- TASK DESCRIPTION:
Show, from the records below, all lines that contain the word "retweets".

- INFORMATION SUPPLIED:
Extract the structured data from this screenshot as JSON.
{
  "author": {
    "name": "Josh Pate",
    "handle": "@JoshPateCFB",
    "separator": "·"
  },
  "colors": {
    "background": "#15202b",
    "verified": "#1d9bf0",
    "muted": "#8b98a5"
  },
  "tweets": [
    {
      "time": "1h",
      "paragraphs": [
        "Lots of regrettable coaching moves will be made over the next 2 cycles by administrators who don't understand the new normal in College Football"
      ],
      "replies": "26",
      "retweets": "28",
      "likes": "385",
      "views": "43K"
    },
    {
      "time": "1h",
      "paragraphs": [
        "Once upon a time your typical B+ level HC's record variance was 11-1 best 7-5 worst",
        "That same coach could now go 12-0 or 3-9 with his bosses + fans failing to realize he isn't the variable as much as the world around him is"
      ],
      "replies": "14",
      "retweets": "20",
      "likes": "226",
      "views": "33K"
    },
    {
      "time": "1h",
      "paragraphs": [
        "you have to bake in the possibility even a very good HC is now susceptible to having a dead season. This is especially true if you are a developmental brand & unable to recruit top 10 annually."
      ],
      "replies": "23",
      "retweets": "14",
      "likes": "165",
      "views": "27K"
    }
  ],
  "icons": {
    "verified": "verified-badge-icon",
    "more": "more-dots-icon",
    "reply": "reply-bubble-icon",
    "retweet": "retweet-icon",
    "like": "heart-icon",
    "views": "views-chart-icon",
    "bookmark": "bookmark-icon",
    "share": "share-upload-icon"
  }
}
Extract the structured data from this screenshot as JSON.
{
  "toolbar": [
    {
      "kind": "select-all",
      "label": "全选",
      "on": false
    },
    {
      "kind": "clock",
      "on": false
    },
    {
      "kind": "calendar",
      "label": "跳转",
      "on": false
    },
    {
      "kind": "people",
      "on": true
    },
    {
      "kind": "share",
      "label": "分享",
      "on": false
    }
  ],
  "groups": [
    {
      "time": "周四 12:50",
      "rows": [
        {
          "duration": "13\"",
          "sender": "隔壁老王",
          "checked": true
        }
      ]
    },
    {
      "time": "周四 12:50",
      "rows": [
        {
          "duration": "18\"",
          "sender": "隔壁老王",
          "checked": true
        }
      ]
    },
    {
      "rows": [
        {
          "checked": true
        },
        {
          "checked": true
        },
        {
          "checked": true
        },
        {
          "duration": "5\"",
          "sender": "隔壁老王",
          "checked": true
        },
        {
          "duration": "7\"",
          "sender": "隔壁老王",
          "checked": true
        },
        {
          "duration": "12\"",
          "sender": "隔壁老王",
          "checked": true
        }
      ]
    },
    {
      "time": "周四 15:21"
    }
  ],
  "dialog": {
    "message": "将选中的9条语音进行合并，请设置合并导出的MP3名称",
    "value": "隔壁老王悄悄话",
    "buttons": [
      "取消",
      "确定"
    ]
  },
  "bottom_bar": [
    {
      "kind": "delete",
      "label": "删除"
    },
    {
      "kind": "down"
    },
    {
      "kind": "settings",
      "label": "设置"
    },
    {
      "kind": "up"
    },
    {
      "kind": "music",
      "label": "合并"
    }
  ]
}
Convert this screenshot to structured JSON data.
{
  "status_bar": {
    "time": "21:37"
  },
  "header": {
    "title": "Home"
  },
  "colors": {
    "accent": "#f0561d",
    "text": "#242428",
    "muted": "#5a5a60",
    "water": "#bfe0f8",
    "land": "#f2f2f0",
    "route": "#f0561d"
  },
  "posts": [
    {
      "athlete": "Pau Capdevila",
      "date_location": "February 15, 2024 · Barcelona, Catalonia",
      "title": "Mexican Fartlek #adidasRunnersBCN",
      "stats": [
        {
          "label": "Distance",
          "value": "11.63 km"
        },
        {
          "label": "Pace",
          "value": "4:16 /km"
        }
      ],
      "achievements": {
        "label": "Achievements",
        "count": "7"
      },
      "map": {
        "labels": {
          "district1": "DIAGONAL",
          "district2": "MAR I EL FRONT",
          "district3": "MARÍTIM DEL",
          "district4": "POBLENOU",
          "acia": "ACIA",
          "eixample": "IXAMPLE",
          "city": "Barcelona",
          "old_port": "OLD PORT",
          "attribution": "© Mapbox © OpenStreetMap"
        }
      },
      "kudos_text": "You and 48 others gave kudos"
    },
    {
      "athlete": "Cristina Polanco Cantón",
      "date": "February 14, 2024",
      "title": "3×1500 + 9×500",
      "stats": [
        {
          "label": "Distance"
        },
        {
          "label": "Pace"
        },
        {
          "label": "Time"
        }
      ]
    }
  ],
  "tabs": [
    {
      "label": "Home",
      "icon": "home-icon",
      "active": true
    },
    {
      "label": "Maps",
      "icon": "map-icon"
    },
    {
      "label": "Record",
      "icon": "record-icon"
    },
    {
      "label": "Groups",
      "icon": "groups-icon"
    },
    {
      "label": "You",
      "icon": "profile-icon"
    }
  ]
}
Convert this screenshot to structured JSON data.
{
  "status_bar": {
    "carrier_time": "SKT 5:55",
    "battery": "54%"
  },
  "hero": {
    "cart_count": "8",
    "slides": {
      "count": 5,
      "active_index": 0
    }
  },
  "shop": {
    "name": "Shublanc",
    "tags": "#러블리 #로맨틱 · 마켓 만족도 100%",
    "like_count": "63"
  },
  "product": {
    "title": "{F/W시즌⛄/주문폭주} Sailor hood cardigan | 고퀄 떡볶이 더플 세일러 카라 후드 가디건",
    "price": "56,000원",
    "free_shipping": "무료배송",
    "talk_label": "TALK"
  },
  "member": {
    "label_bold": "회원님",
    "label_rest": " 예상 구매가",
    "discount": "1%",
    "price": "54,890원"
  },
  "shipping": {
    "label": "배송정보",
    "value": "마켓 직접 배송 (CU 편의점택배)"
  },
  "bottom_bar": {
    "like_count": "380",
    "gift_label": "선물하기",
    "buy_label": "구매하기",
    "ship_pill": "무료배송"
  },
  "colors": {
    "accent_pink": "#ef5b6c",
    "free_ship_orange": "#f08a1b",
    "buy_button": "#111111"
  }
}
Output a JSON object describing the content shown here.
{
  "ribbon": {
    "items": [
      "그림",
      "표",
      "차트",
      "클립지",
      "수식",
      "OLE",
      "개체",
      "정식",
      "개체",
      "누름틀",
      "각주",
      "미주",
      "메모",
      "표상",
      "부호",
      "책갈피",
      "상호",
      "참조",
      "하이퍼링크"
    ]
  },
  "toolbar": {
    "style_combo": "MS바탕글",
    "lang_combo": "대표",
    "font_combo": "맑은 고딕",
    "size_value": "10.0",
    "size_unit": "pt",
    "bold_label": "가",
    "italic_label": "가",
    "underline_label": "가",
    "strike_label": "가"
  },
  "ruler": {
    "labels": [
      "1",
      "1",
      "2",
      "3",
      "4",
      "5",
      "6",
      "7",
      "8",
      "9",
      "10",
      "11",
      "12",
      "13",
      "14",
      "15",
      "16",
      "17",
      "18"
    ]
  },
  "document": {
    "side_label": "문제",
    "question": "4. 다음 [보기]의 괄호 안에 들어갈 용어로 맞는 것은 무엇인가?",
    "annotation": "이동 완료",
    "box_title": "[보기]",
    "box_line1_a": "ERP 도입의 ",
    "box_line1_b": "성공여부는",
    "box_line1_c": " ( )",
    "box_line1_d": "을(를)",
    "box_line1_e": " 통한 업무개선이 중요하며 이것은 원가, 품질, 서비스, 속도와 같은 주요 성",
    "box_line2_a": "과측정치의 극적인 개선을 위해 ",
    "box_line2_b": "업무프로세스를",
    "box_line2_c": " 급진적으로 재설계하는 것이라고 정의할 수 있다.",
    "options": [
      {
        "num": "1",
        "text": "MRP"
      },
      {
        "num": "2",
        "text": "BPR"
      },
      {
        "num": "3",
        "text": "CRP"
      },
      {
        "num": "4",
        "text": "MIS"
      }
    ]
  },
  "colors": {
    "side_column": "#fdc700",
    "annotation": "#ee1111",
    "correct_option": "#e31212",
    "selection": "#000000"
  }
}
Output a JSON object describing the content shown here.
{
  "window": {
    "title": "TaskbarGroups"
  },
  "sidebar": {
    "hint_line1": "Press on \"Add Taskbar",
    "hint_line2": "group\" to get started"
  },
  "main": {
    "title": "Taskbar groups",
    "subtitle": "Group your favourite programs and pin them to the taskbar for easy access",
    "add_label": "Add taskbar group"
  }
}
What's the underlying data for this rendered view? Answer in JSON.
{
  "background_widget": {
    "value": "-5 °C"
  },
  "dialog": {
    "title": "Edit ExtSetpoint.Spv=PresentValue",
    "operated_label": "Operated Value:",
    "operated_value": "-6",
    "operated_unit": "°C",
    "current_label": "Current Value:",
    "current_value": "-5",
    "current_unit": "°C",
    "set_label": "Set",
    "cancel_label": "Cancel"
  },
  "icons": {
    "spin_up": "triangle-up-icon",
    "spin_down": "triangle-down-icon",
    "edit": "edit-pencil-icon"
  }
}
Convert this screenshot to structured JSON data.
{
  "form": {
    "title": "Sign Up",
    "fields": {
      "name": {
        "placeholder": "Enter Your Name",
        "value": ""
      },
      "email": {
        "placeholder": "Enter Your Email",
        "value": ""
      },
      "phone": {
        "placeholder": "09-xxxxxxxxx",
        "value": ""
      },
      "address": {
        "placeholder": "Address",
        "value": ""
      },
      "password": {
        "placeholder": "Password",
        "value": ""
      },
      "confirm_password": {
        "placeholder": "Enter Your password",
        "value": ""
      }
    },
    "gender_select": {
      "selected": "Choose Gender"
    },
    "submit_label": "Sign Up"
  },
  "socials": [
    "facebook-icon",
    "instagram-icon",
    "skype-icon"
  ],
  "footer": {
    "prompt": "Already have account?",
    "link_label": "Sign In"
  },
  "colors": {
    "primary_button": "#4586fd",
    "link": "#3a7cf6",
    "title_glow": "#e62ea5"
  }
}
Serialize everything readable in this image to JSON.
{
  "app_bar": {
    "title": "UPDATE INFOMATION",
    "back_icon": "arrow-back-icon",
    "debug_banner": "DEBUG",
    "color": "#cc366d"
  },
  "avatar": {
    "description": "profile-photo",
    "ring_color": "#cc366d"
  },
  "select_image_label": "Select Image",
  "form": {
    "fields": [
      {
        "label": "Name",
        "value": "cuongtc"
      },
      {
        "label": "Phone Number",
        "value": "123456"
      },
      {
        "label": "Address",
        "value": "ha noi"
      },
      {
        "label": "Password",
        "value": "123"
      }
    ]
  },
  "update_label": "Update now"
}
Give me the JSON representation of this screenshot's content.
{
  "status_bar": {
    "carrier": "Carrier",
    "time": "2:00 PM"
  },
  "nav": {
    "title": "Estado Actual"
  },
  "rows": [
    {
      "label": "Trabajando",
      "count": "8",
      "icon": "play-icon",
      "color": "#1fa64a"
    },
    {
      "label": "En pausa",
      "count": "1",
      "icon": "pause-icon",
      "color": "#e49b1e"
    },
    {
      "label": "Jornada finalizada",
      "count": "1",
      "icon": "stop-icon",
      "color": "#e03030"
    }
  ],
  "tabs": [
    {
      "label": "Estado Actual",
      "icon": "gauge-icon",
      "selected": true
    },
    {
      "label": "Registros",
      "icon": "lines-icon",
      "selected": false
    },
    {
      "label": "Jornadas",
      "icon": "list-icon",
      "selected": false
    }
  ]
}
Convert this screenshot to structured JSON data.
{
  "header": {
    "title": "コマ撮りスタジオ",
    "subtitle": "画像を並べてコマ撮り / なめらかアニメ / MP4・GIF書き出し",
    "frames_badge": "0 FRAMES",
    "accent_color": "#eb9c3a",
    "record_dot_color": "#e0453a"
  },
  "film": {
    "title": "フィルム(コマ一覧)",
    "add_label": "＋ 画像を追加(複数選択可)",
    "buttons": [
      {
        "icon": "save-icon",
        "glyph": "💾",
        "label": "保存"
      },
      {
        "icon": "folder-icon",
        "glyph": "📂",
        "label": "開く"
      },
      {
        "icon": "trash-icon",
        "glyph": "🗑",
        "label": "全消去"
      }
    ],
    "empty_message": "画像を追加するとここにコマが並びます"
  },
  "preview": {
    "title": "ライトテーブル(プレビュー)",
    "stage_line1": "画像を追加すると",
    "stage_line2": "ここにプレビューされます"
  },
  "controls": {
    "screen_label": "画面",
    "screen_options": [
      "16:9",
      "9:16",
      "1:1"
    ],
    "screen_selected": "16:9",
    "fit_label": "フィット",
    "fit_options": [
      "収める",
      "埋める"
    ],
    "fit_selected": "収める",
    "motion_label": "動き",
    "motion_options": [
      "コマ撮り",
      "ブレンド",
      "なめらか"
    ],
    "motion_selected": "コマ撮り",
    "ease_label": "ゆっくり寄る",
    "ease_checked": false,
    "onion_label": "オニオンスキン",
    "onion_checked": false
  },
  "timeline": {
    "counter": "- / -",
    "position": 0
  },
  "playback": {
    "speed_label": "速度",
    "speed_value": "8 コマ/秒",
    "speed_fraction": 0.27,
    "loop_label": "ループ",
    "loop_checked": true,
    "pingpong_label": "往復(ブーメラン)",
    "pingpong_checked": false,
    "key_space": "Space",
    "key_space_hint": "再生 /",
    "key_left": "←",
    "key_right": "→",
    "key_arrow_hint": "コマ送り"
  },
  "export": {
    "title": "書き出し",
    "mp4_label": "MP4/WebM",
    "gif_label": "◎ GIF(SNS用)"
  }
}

- RESPONSE AREA:
      "retweets": "28",
      "retweets": "20",
      "retweets": "14",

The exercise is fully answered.